## Problem
Report every line in the records below that holds the word "value".

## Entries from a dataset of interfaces
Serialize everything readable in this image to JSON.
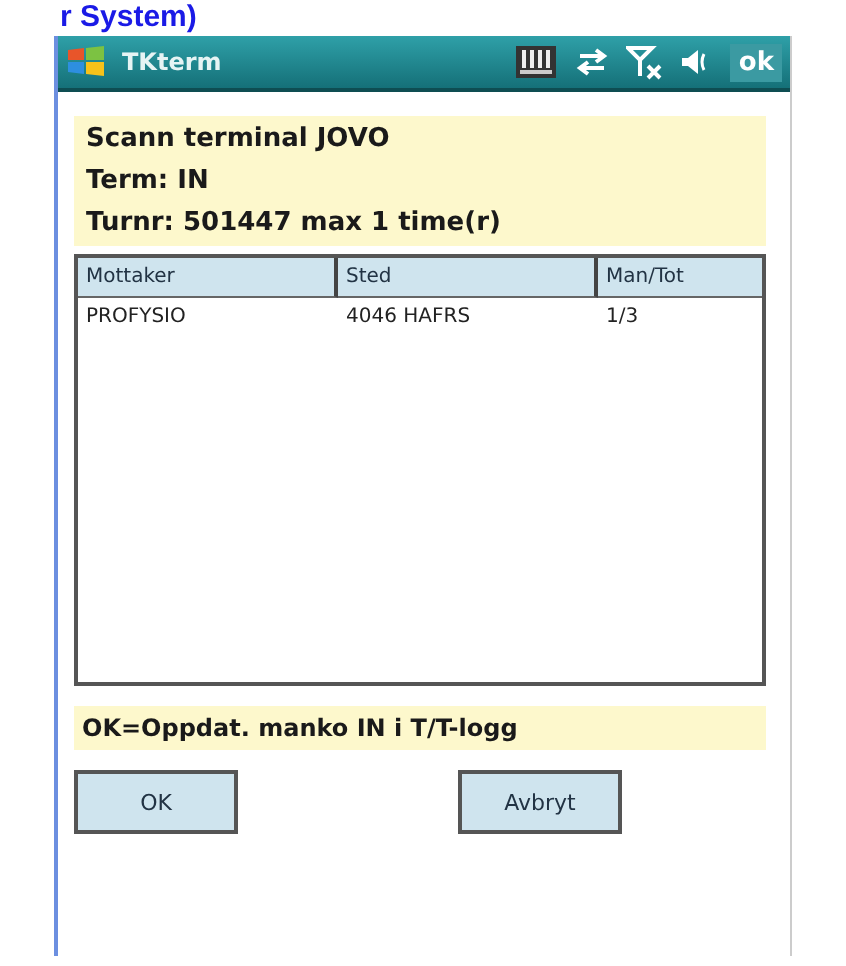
{
  "heading": "r System)",
  "status_bar": {
    "title": "TKterm",
    "ok": "ok"
  },
  "info_lines": [
    "Scann terminal JOVO",
    "Term: IN",
    "Turnr: 501447  max 1 time(r)"
  ],
  "table": {
    "columns": [
      "Mottaker",
      "Sted",
      "Man/Tot"
    ],
    "rows": [
      [
        "PROFYSIO",
        "4046 HAFRS",
        "1/3"
      ]
    ]
  },
  "hint": "OK=Oppdat. manko IN i T/T-logg",
  "buttons": [
    "OK",
    "Avbryt"
  ]
}
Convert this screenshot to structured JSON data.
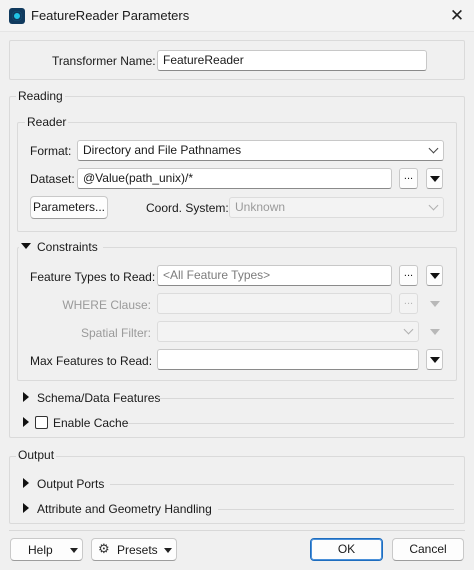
{
  "window": {
    "title": "FeatureReader Parameters",
    "close_glyph": "✕"
  },
  "transformer": {
    "label": "Transformer Name:",
    "value": "FeatureReader"
  },
  "reading": {
    "label": "Reading",
    "reader": {
      "label": "Reader",
      "format": {
        "label": "Format:",
        "value": "Directory and File Pathnames"
      },
      "dataset": {
        "label": "Dataset:",
        "value": "@Value(path_unix)/*"
      },
      "parameters_button": "Parameters...",
      "coord_system": {
        "label": "Coord. System:",
        "value": "Unknown"
      }
    },
    "constraints": {
      "label": "Constraints",
      "feature_types": {
        "label": "Feature Types to Read:",
        "placeholder": "<All Feature Types>"
      },
      "where_clause": {
        "label": "WHERE Clause:",
        "value": ""
      },
      "spatial_filter": {
        "label": "Spatial Filter:",
        "value": ""
      },
      "max_features": {
        "label": "Max Features to Read:",
        "value": ""
      }
    },
    "schema_label": "Schema/Data Features",
    "cache_label": "Enable Cache"
  },
  "output": {
    "label": "Output",
    "output_ports_label": "Output Ports",
    "attr_geom_label": "Attribute and Geometry Handling"
  },
  "footer": {
    "help": "Help",
    "presets": "Presets",
    "ok": "OK",
    "cancel": "Cancel"
  },
  "ellipsis": "...",
  "colors": {
    "accent": "#1e6dbf",
    "app_icon": "#21c3e6"
  }
}
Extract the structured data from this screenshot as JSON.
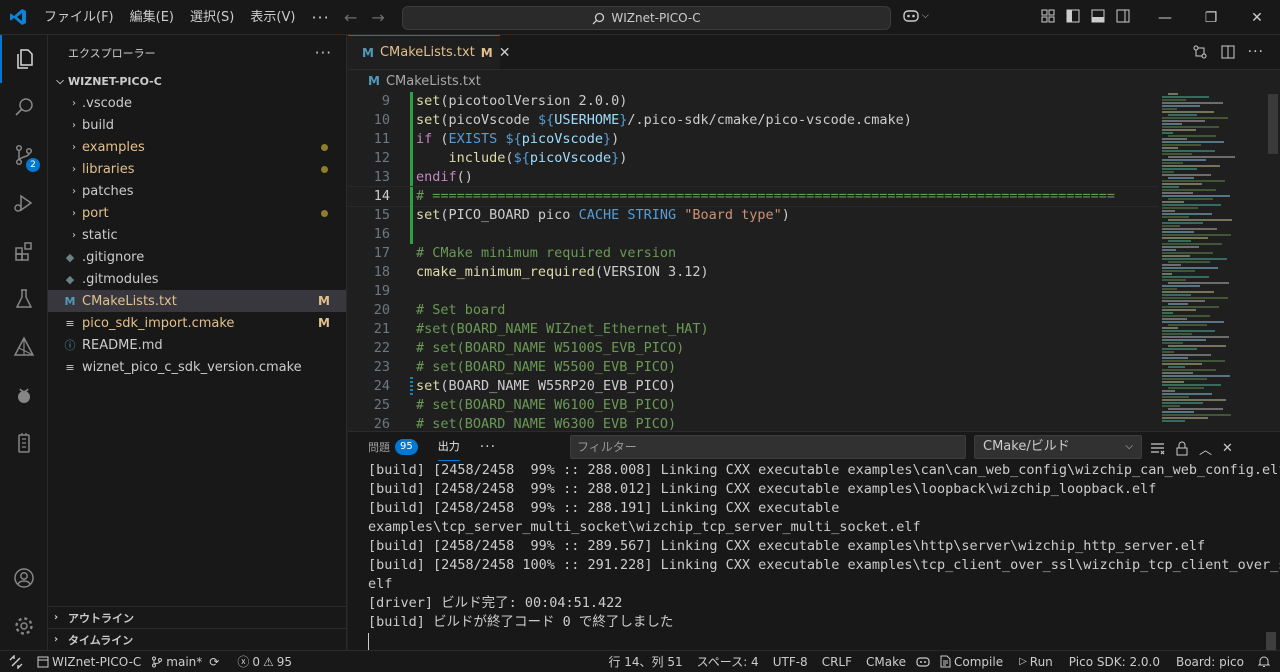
{
  "titlebar": {
    "menu": [
      "ファイル(F)",
      "編集(E)",
      "選択(S)",
      "表示(V)"
    ],
    "search_text": "WIZnet-PICO-C"
  },
  "activity": {
    "scm_badge": "2"
  },
  "sidebar": {
    "title": "エクスプローラー",
    "root": "WIZNET-PICO-C",
    "items": [
      {
        "label": ".vscode",
        "type": "folder",
        "color": "#cccccc"
      },
      {
        "label": "build",
        "type": "folder",
        "color": "#cccccc"
      },
      {
        "label": "examples",
        "type": "folder",
        "color": "#e2c08d",
        "dot": true
      },
      {
        "label": "libraries",
        "type": "folder",
        "color": "#e2c08d",
        "dot": true
      },
      {
        "label": "patches",
        "type": "folder",
        "color": "#cccccc"
      },
      {
        "label": "port",
        "type": "folder",
        "color": "#e2c08d",
        "dot": true
      },
      {
        "label": "static",
        "type": "folder",
        "color": "#cccccc"
      },
      {
        "label": ".gitignore",
        "type": "file",
        "icon": "git",
        "color": "#cccccc"
      },
      {
        "label": ".gitmodules",
        "type": "file",
        "icon": "git",
        "color": "#cccccc"
      },
      {
        "label": "CMakeLists.txt",
        "type": "file",
        "icon": "cmake",
        "color": "#e2c08d",
        "mark": "M",
        "selected": true
      },
      {
        "label": "pico_sdk_import.cmake",
        "type": "file",
        "icon": "lines",
        "color": "#e2c08d",
        "mark": "M"
      },
      {
        "label": "README.md",
        "type": "file",
        "icon": "info",
        "color": "#cccccc"
      },
      {
        "label": "wiznet_pico_c_sdk_version.cmake",
        "type": "file",
        "icon": "lines",
        "color": "#cccccc"
      }
    ],
    "outline": "アウトライン",
    "timeline": "タイムライン"
  },
  "editor": {
    "tab_label": "CMakeLists.txt",
    "tab_mark": "M",
    "breadcrumb": "CMakeLists.txt",
    "current_line": 14,
    "lines": [
      {
        "n": "9",
        "g": "mod",
        "t": [
          [
            "fn",
            "set"
          ],
          [
            "pn",
            "(picotoolVersion 2.0.0)"
          ]
        ]
      },
      {
        "n": "10",
        "g": "mod",
        "t": [
          [
            "fn",
            "set"
          ],
          [
            "pn",
            "(picoVscode "
          ],
          [
            "cb",
            "${"
          ],
          [
            "cv",
            "USERHOME"
          ],
          [
            "cb",
            "}"
          ],
          [
            "pn",
            "/.pico-sdk/cmake/pico-vscode.cmake)"
          ]
        ]
      },
      {
        "n": "11",
        "g": "mod",
        "t": [
          [
            "ck",
            "if"
          ],
          [
            "pn",
            " ("
          ],
          [
            "cb",
            "EXISTS "
          ],
          [
            "cb",
            "${"
          ],
          [
            "cv",
            "picoVscode"
          ],
          [
            "cb",
            "}"
          ],
          [
            "pn",
            ")"
          ]
        ]
      },
      {
        "n": "12",
        "g": "mod",
        "t": [
          [
            "pn",
            "    "
          ],
          [
            "fn",
            "include"
          ],
          [
            "pn",
            "("
          ],
          [
            "cb",
            "${"
          ],
          [
            "cv",
            "picoVscode"
          ],
          [
            "cb",
            "}"
          ],
          [
            "pn",
            ")"
          ]
        ]
      },
      {
        "n": "13",
        "g": "mod",
        "t": [
          [
            "ck",
            "endif"
          ],
          [
            "pn",
            "()"
          ]
        ]
      },
      {
        "n": "14",
        "g": "mod",
        "t": [
          [
            "cc",
            "# ===================================================================================="
          ]
        ]
      },
      {
        "n": "15",
        "g": "mod",
        "t": [
          [
            "fn",
            "set"
          ],
          [
            "pn",
            "(PICO_BOARD pico "
          ],
          [
            "cb",
            "CACHE STRING "
          ],
          [
            "cs",
            "\"Board type\""
          ],
          [
            "pn",
            ")"
          ]
        ]
      },
      {
        "n": "16",
        "g": "mod",
        "t": []
      },
      {
        "n": "17",
        "g": "",
        "t": [
          [
            "cc",
            "# CMake minimum required version"
          ]
        ]
      },
      {
        "n": "18",
        "g": "",
        "t": [
          [
            "fn",
            "cmake_minimum_required"
          ],
          [
            "pn",
            "(VERSION 3.12)"
          ]
        ]
      },
      {
        "n": "19",
        "g": "",
        "t": []
      },
      {
        "n": "20",
        "g": "",
        "t": [
          [
            "cc",
            "# Set board"
          ]
        ]
      },
      {
        "n": "21",
        "g": "",
        "t": [
          [
            "cc",
            "#set(BOARD_NAME WIZnet_Ethernet_HAT)"
          ]
        ]
      },
      {
        "n": "22",
        "g": "",
        "t": [
          [
            "cc",
            "# set(BOARD_NAME W5100S_EVB_PICO)"
          ]
        ]
      },
      {
        "n": "23",
        "g": "",
        "t": [
          [
            "cc",
            "# set(BOARD_NAME W5500_EVB_PICO)"
          ]
        ]
      },
      {
        "n": "24",
        "g": "chg",
        "t": [
          [
            "fn",
            "set"
          ],
          [
            "pn",
            "(BOARD_NAME W55RP20_EVB_PICO)"
          ]
        ]
      },
      {
        "n": "25",
        "g": "",
        "t": [
          [
            "cc",
            "# set(BOARD_NAME W6100_EVB_PICO)"
          ]
        ]
      },
      {
        "n": "26",
        "g": "",
        "t": [
          [
            "cc",
            "# set(BOARD_NAME W6300_EVB_PICO)"
          ]
        ]
      }
    ]
  },
  "panel": {
    "problems_label": "問題",
    "problems_count": "95",
    "output_label": "出力",
    "filter_placeholder": "フィルター",
    "channel": "CMake/ビルド",
    "output_lines": [
      "[build] [2458/2458  99% :: 288.008] Linking CXX executable examples\\can\\can_web_config\\wizchip_can_web_config.elf",
      "[build] [2458/2458  99% :: 288.012] Linking CXX executable examples\\loopback\\wizchip_loopback.elf",
      "[build] [2458/2458  99% :: 288.191] Linking CXX executable",
      "examples\\tcp_server_multi_socket\\wizchip_tcp_server_multi_socket.elf",
      "[build] [2458/2458  99% :: 289.567] Linking CXX executable examples\\http\\server\\wizchip_http_server.elf",
      "[build] [2458/2458 100% :: 291.228] Linking CXX executable examples\\tcp_client_over_ssl\\wizchip_tcp_client_over_ssl.",
      "elf",
      "[driver] ビルド完了: 00:04:51.422",
      "[build] ビルドが終了コード 0 で終了しました"
    ]
  },
  "statusbar": {
    "workspace": "WIZnet-PICO-C",
    "branch": "main*",
    "errors": "0",
    "warnings": "95",
    "position": "行 14、列 51",
    "spaces": "スペース: 4",
    "encoding": "UTF-8",
    "eol": "CRLF",
    "language": "CMake",
    "compile": "Compile",
    "run": "Run",
    "sdk": "Pico SDK: 2.0.0",
    "board": "Board: pico"
  }
}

## Written response
    "value": "FeatureReader"
        "value": "Directory and File Pathnames"
        "value": "@Value(path_unix)/*"
        "value": "Unknown"
        "value": ""
        "value": ""
        "value": ""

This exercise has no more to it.